About the author(s)/editor(s)
The Author: Kevin J. McKenna received his Ph.D. in Slavic languages and literatures from the University of Colorado. He currently teaches Russian language, literature, and culture in the German and Russian Department at the University of Vermont, where he also serves as Director of the Area and International Studies Program. He has been published in journals on the subjects of Russian political cartoons, eighteenth-century Russian literature, and paremiography and is co-author of Reading Russian Newspapers and editor of Proverbs in Russian Literature: From Catherine the Great to Alexander Solzhenitsyn.
«An old Moscow quip holds that 'There is no truth in 'Pravda' (The Truth) and no news in 'Izvestia' (The News).' Be that as it may, Kevin J. McKenna of the University of Vermont has convincingly demonstrated that there was a surprising amount of biting wit in the gray pages of the Soviet Union's chief propaganda organ.
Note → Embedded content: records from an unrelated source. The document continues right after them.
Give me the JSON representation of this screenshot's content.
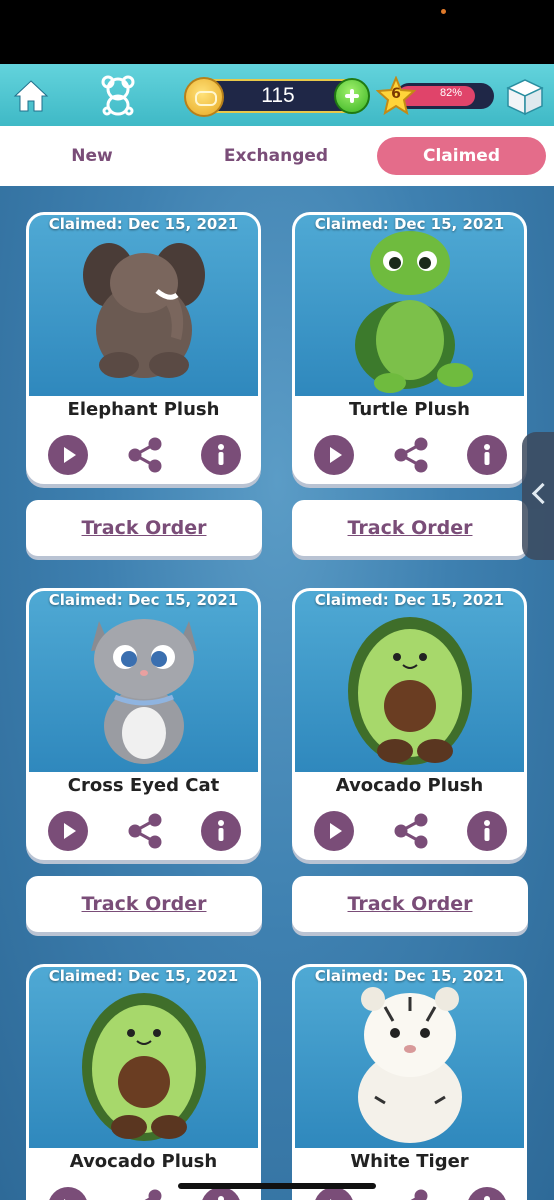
{
  "header": {
    "coins": "115",
    "level": "6",
    "level_progress_label": "82%",
    "level_progress": 0.82,
    "icons": [
      "home-icon",
      "teddy-bear-icon",
      "coin-icon",
      "plus-icon",
      "star-icon",
      "gift-box-icon"
    ]
  },
  "tabs": [
    {
      "label": "New",
      "active": false
    },
    {
      "label": "Exchanged",
      "active": false
    },
    {
      "label": "Claimed",
      "active": true
    }
  ],
  "track_label": "Track Order",
  "items": [
    {
      "date": "Claimed: Dec 15, 2021",
      "title": "Elephant Plush"
    },
    {
      "date": "Claimed: Dec 15, 2021",
      "title": "Turtle Plush"
    },
    {
      "date": "Claimed: Dec 15, 2021",
      "title": "Cross Eyed Cat"
    },
    {
      "date": "Claimed: Dec 15, 2021",
      "title": "Avocado Plush"
    },
    {
      "date": "Claimed: Dec 15, 2021",
      "title": "Avocado Plush"
    },
    {
      "date": "Claimed: Dec 15, 2021",
      "title": "White Tiger"
    }
  ],
  "colors": {
    "accent": "#7a4d78",
    "claimed_tab": "#e46c8a",
    "top_bar": "#4fc5d0"
  }
}
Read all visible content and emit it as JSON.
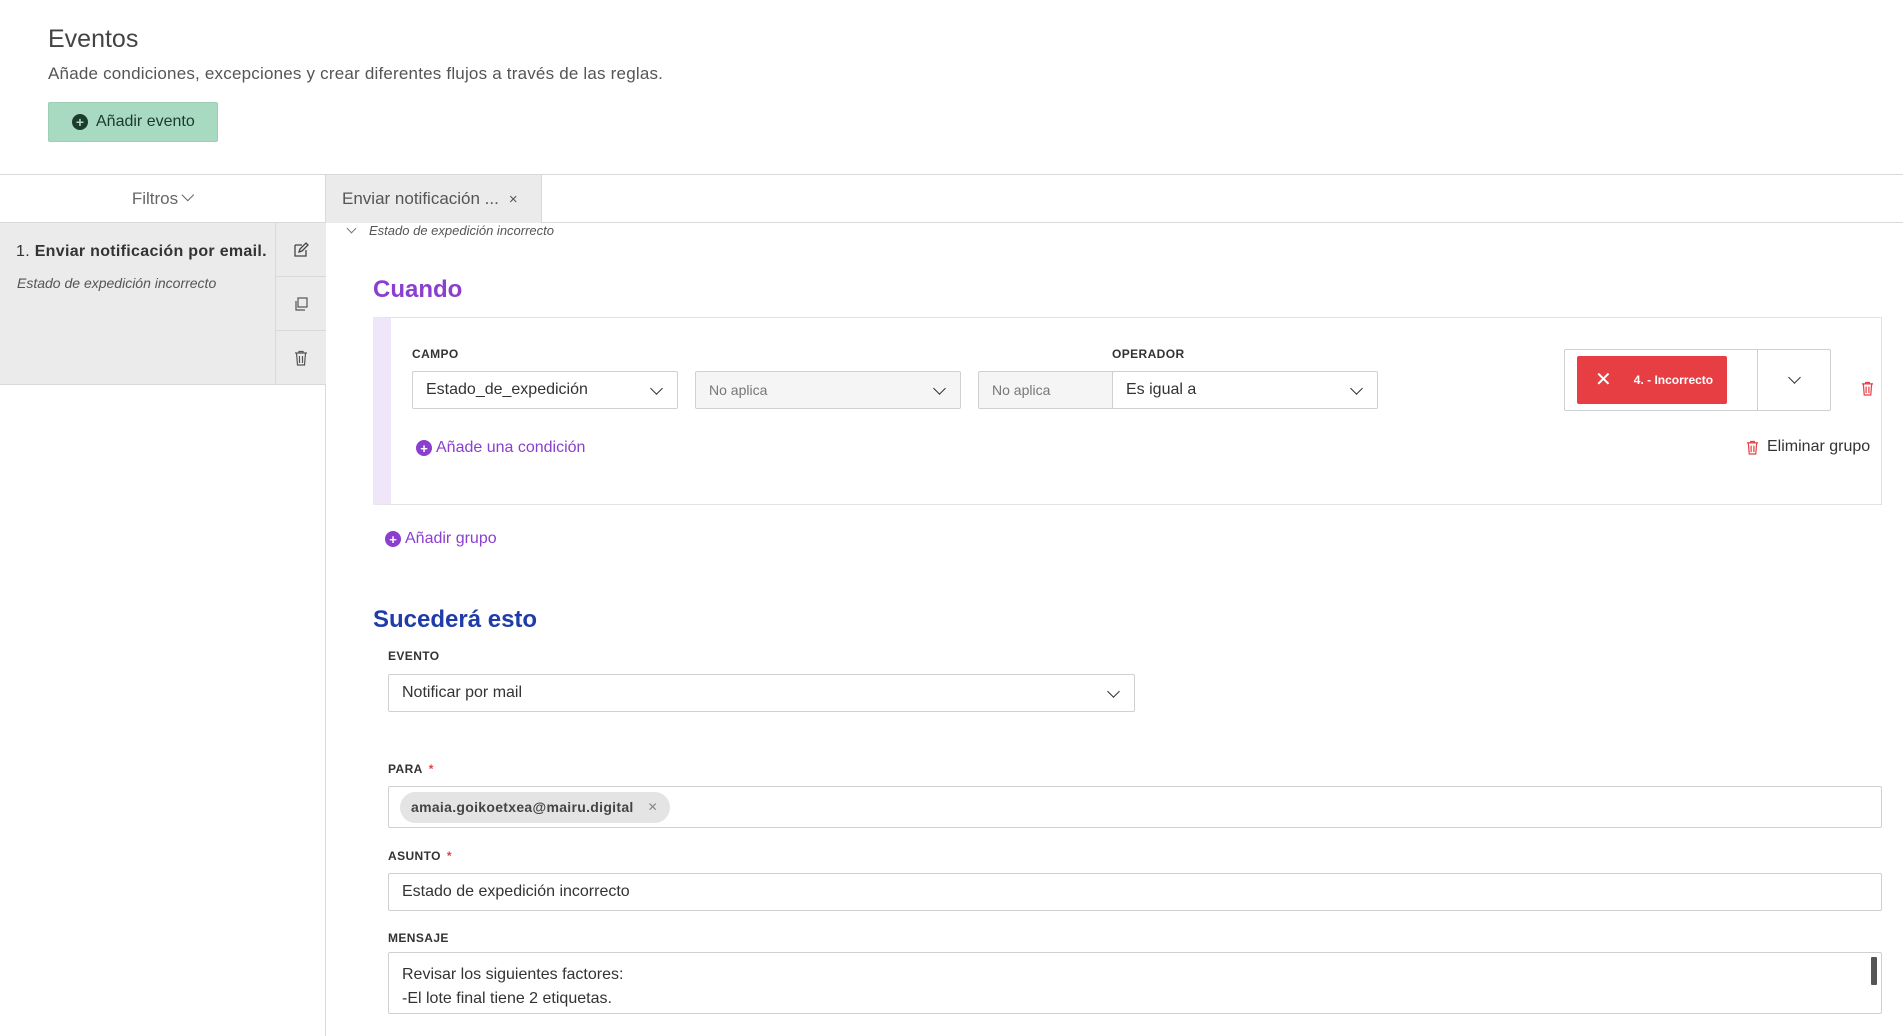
{
  "header": {
    "title": "Eventos",
    "subtitle": "Añade condiciones, excepciones y crear diferentes flujos a través de las reglas.",
    "add_button_label": "Añadir evento"
  },
  "sidebar": {
    "filters_label": "Filtros",
    "rules": [
      {
        "number": "1.",
        "name": "Enviar notificación por email.",
        "description": "Estado de expedición incorrecto"
      }
    ]
  },
  "tabs": [
    {
      "label": "Enviar notificación ..."
    }
  ],
  "rule_detail": {
    "breadcrumb": "Estado de expedición incorrecto",
    "when": {
      "title": "Cuando",
      "campo_label": "CAMPO",
      "operador_label": "OPERADOR",
      "field_value": "Estado_de_expedición",
      "sub1_value": "No aplica",
      "sub2_value": "No aplica",
      "operator_value": "Es igual a",
      "selected_value": "4. - Incorrecto",
      "add_condition_label": "Añade una condición",
      "delete_group_label": "Eliminar grupo",
      "add_group_label": "Añadir grupo"
    },
    "then": {
      "title": "Sucederá esto",
      "evento_label": "EVENTO",
      "evento_value": "Notificar por mail",
      "para_label": "PARA",
      "required_mark": "*",
      "para_chips": [
        "amaia.goikoetxea@mairu.digital"
      ],
      "asunto_label": "ASUNTO",
      "asunto_value": "Estado de expedición incorrecto",
      "mensaje_label": "MENSAJE",
      "mensaje_lines": [
        "Revisar los siguientes factores:",
        "-El lote final tiene 2 etiquetas."
      ]
    }
  },
  "colors": {
    "accent_green": "#a8d9c1",
    "when_purple": "#8a3fcf",
    "then_blue": "#1f3ca8",
    "danger_red": "#e63e43"
  }
}
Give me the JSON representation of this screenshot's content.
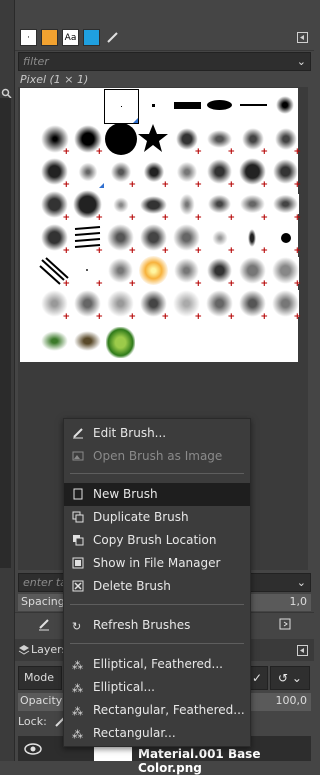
{
  "brushes_panel": {
    "filter_placeholder": "filter",
    "selected_brush_label": "Pixel (1 × 1)",
    "tag_placeholder": "enter ta",
    "spacing_label": "Spacing",
    "spacing_value": "1,0"
  },
  "tabs": [
    {
      "icon": "brushes-tab-icon",
      "glyph": "·"
    },
    {
      "icon": "patterns-tab-icon",
      "glyph": ""
    },
    {
      "icon": "fonts-tab-icon",
      "glyph": "Aa"
    },
    {
      "icon": "gradients-tab-icon",
      "glyph": ""
    },
    {
      "icon": "paint-dynamics-tab-icon",
      "glyph": ""
    }
  ],
  "layers_panel": {
    "tab_title": "Layers",
    "mode_label": "Mode",
    "opacity_label": "Opacity",
    "opacity_value": "100,0",
    "lock_label": "Lock:",
    "layer_name": "Material.001 Base Color.png"
  },
  "context_menu": {
    "items": [
      {
        "label": "Edit Brush...",
        "icon": "edit-brush-icon",
        "enabled": true
      },
      {
        "label": "Open Brush as Image",
        "icon": "open-as-image-icon",
        "enabled": false
      },
      {
        "label": "New Brush",
        "icon": "new-brush-icon",
        "enabled": true,
        "highlighted": true
      },
      {
        "label": "Duplicate Brush",
        "icon": "duplicate-icon",
        "enabled": true
      },
      {
        "label": "Copy Brush Location",
        "icon": "copy-location-icon",
        "enabled": true
      },
      {
        "label": "Show in File Manager",
        "icon": "file-manager-icon",
        "enabled": true
      },
      {
        "label": "Delete Brush",
        "icon": "delete-icon",
        "enabled": true
      },
      {
        "label": "Refresh Brushes",
        "icon": "refresh-icon",
        "enabled": true
      },
      {
        "label": "Elliptical, Feathered...",
        "icon": "elliptical-feathered-icon",
        "enabled": true
      },
      {
        "label": "Elliptical...",
        "icon": "elliptical-icon",
        "enabled": true
      },
      {
        "label": "Rectangular, Feathered...",
        "icon": "rectangular-feathered-icon",
        "enabled": true
      },
      {
        "label": "Rectangular...",
        "icon": "rectangular-icon",
        "enabled": true
      }
    ]
  },
  "colors": {
    "background": "#454545",
    "menu_bg": "#3c3c3c",
    "highlight": "#1e1e1e",
    "grid_bg": "#ffffff"
  }
}
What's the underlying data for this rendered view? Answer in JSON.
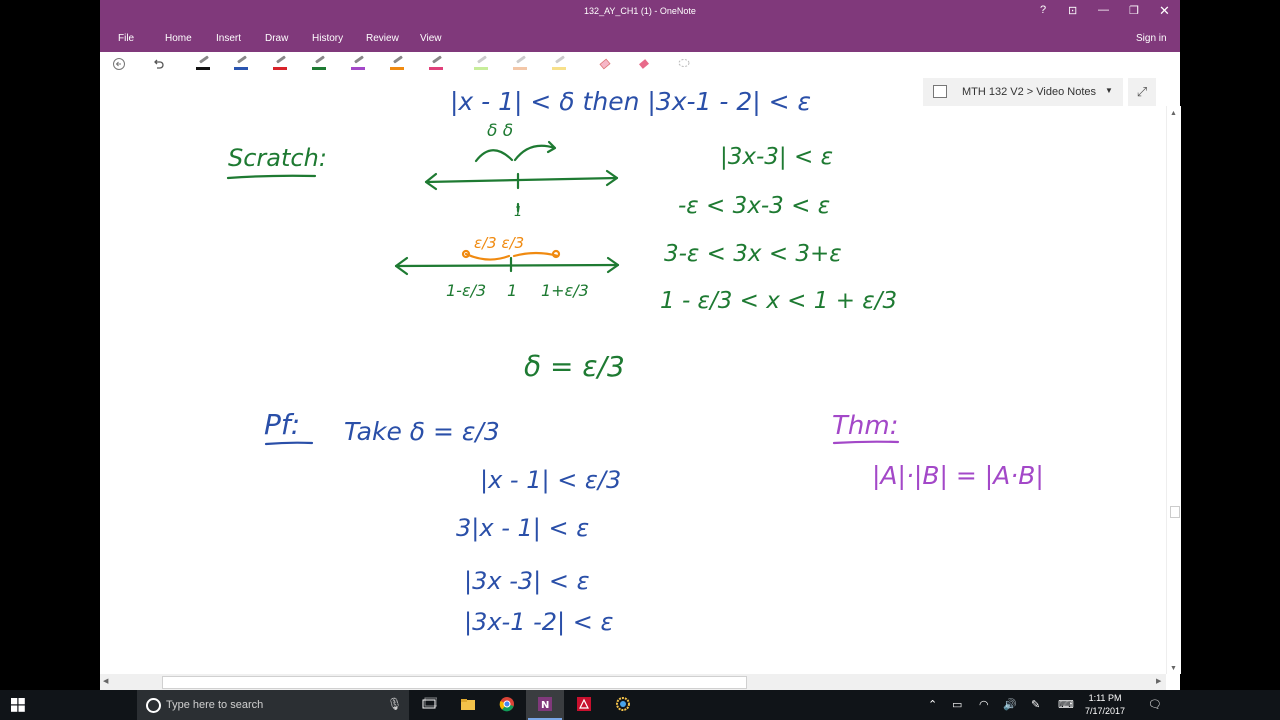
{
  "window": {
    "title": "132_AY_CH1 (1) - OneNote",
    "controls": [
      "?",
      "restore-ribbon",
      "minimize",
      "maximize",
      "close"
    ]
  },
  "menu": {
    "items": [
      "File",
      "Home",
      "Insert",
      "Draw",
      "History",
      "Review",
      "View"
    ],
    "sign_in": "Sign in"
  },
  "toolbar": {
    "pens": [
      "#111111",
      "#2a55b0",
      "#d8232a",
      "#1e7a32",
      "#a348c8",
      "#f08a10",
      "#e0407a",
      "#c7ed9a",
      "#f3c7a8",
      "#f7e08a"
    ],
    "icons": [
      "back-icon",
      "undo-icon",
      "eraser-icon",
      "eraser-pink-icon",
      "lasso-icon"
    ]
  },
  "notebook": {
    "breadcrumb": "MTH 132 V2 > Video Notes"
  },
  "ink": {
    "header": "|x - 1| < δ   then   |3x-1 - 2| < ε",
    "scratch_label": "Scratch:",
    "delta_arcs": "δ  δ",
    "tick_one": "1",
    "eps_arcs": "ε/3  ε/3",
    "number_line_labels": [
      "1-ε/3",
      "1",
      "1+ε/3"
    ],
    "scratch_steps": [
      "|3x-3| < ε",
      "-ε < 3x-3 < ε",
      "3-ε < 3x < 3+ε",
      "1 - ε/3 < x < 1 + ε/3"
    ],
    "delta_result": "δ = ε/3",
    "proof_label": "Pf:",
    "proof_take": "Take δ = ε/3",
    "proof_steps": [
      "|x - 1| < ε/3",
      "3|x - 1| < ε",
      "|3x -3| < ε",
      "|3x-1 -2| < ε"
    ],
    "theorem_label": "Thm:",
    "theorem_statement": "|A|·|B| = |A·B|"
  },
  "colors": {
    "ink_blue": "#2a4fa8",
    "ink_green": "#1e7a32",
    "ink_orange": "#f08a10",
    "ink_purple": "#a348c8",
    "titlebar": "#80397b"
  },
  "taskbar": {
    "search_placeholder": "Type here to search",
    "apps": [
      "task-view-icon",
      "file-explorer-icon",
      "chrome-icon",
      "onenote-icon",
      "acrobat-icon",
      "settings-app-icon"
    ],
    "time": "1:11 PM",
    "date": "7/17/2017"
  }
}
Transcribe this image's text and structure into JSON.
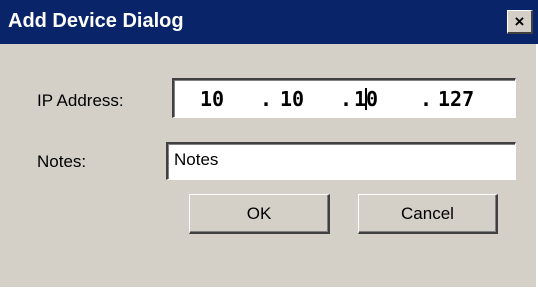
{
  "window": {
    "title": "Add Device Dialog",
    "close_glyph": "×",
    "close_icon": "close-icon"
  },
  "form": {
    "ip_label": "IP Address:",
    "ip_octets": [
      "10",
      "10",
      "10",
      "127"
    ],
    "ip_separator": ".",
    "notes_label": "Notes:",
    "notes_value": "Notes"
  },
  "buttons": {
    "ok_label": "OK",
    "cancel_label": "Cancel"
  },
  "colors": {
    "titlebar": "#0a246a",
    "dialog_face": "#d4d0c8",
    "field_bg": "#ffffff"
  }
}
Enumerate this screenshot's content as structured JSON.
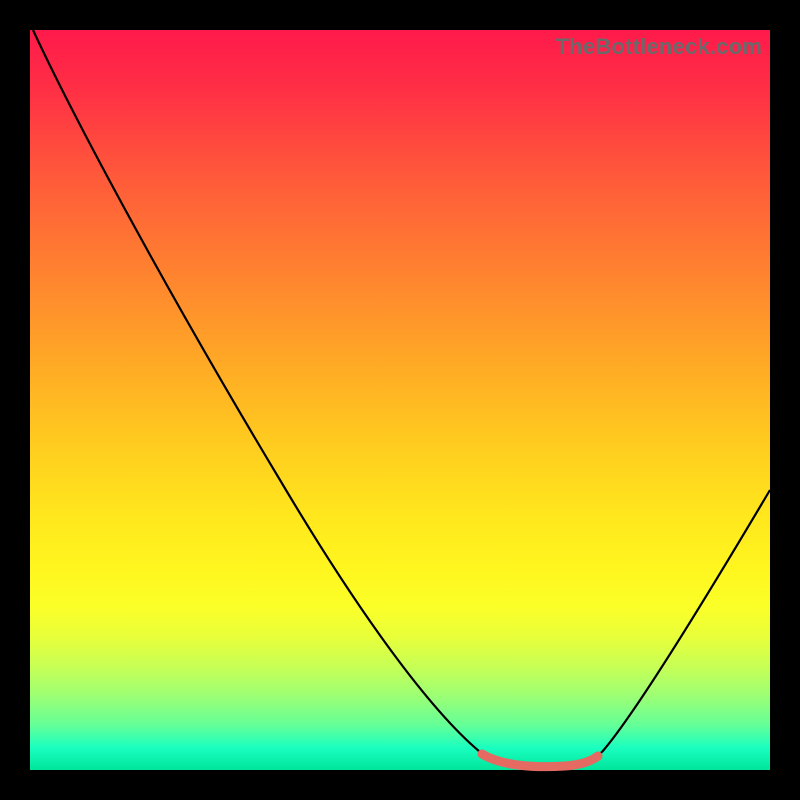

Tracing the ups and downs of U.S.-Soviet relations with scholarly precision, McKenna has shown how cartoons were harnessed in the attack on Russia's rivals abroad and on the laggards at home. This well-researched book is a 'must read' for anyone interested in the politics of satire during the Cold War years.» (Nicholas Daniloff, Moscow Correspondent for 'U.S. News' and 'World Report', 1981-1986)